Sen. Joe Manchin open to party-line vote on future bills with voting rights legislation now in focus
The Senate's Covid relief bill lowered enhanced federal unemployment benefits to $300 per week and excludes a plan to raise the minimum wage to $15 per hour.Manchin's comments come as the Biden administration and Democratic lawmakers look toward other top priorities, including voting rights legislation, after they passed a $1.9 trillion Covid relief bill without any Republican support in the evenly divided Senate this weekend.
The state of play:
- February's employment gains were an undeniable improvement from January's meager increase of 49,000 and included signs of businesses gearing up for a post-pandemic economy.
- The hard-hit leisure and hospitality sector added 355,000 jobs, predominantly at restaurants and bars long hindered by coronavirus restrictions.
- Even so, the U.S. on whole is still down roughly 9.5 million jobs from the start of the pandemic, a gulf that would take more than two years to fill at February's pace.
Why the unemployment rate seems low anyway: The unique toll of the pandemic has also rendered the unemployment rate nearly useless for gauging the health of the labor market.
Joe Manchin Opens Door to Making Filibuster 'More Painful' to Use Amid Calls to End It
"There's things we can talk about," the West Virginia Democrat said, suggesting modifications could be made to the Senate's contentious legislative rule.Manchin, a moderate, has repeatedly pushed back against calls to end the filibuster, which many Democrats believe is the only way to achieve President Joe Biden's policy agenda.
- More than 4 million Americans have stopped looking for work due to the pandemic, according to the February jobs report.
- Many have exited the workforce to look after school-age children, take care of sick family members, or avoid contracting the virus.
- Since the jobless rate doesn't include those not seeking employment, many Americans who would otherwise like to work are not represented in that headline figure.
Top White House officials took little solace in the better-than-expected February jobs report, insisting that the U.S. was far from a full and equitable recovery from the coronavirus pandemic.
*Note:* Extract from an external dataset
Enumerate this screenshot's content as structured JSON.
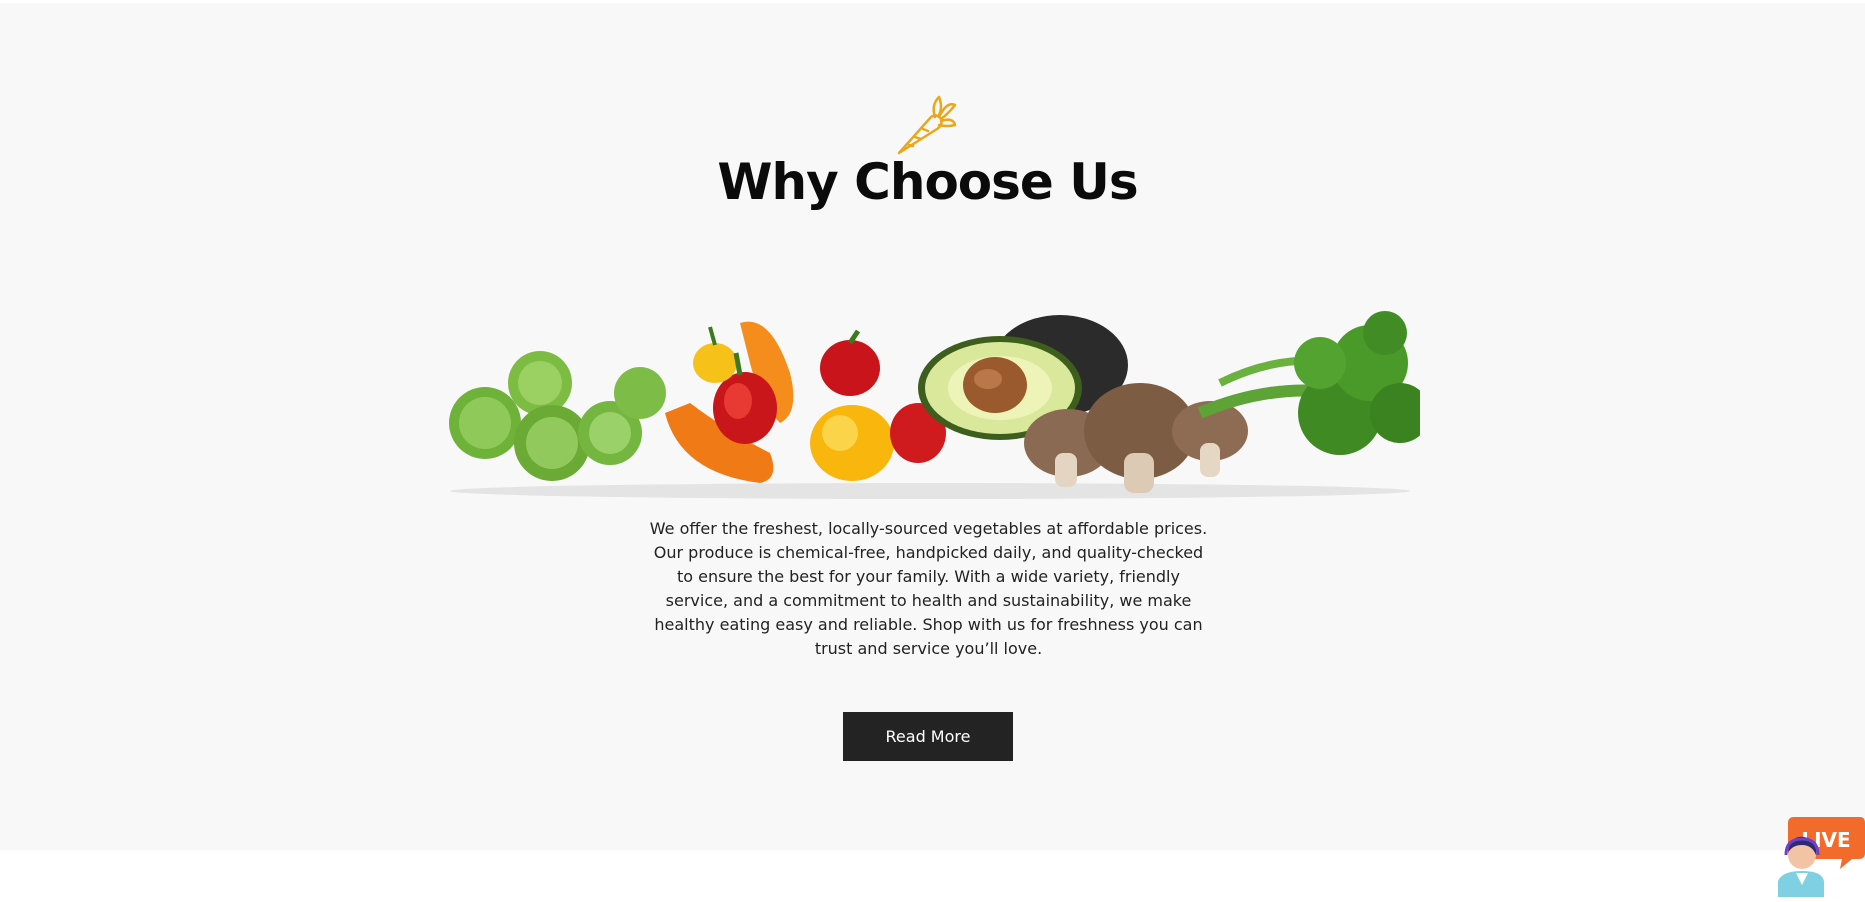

ON TAP NEXT WEEK
- The Senate Banking Committee on the GameStop frenzy and retail investing at 10 a.m.
- The House Financial Services Committee on racial equity in housing and financial services at 10 a.m.
- The House Small Business Committee on the future of the Paycheck Protection Program at 10 a.m.
- The Senate Homeland Security and Governmental Affairs Committee Shalanda Young's nomination to be deputy director of the White House Office of Management and Budget at 9:45 a.m.
- The House Agriculture Committee on food insecurity at 9 a.m.
- A House Ways and Means subcommittee on tax policy and local governments at 2 p.m.
GOOD TO KNOW
- The U.S. and European Union have agreed to relating to a long-standing trade dispute for four months, following a similar deal announced Thursday between the U.S. and U.K.
- A of the biggest tech companies, Columbia University Law School professor Tim Wu, is joining the Biden administration in a role focused on addressing the market power of the tech giants.
Joe Manchin Thinks All Republican Senators Want Minimum Wage Rise .
The West Virginia Democrat has spoken of his desires to work in a bipartisan manner, and his own preference for a minimum wage rise but below the $15 an hour mark.Democrats had moved to lift the federal minimum wage to that mark through reconciliation along with COVID-19 relief, though the Senate parliamentarian ruled it should not be passed through the upper chamber in that way.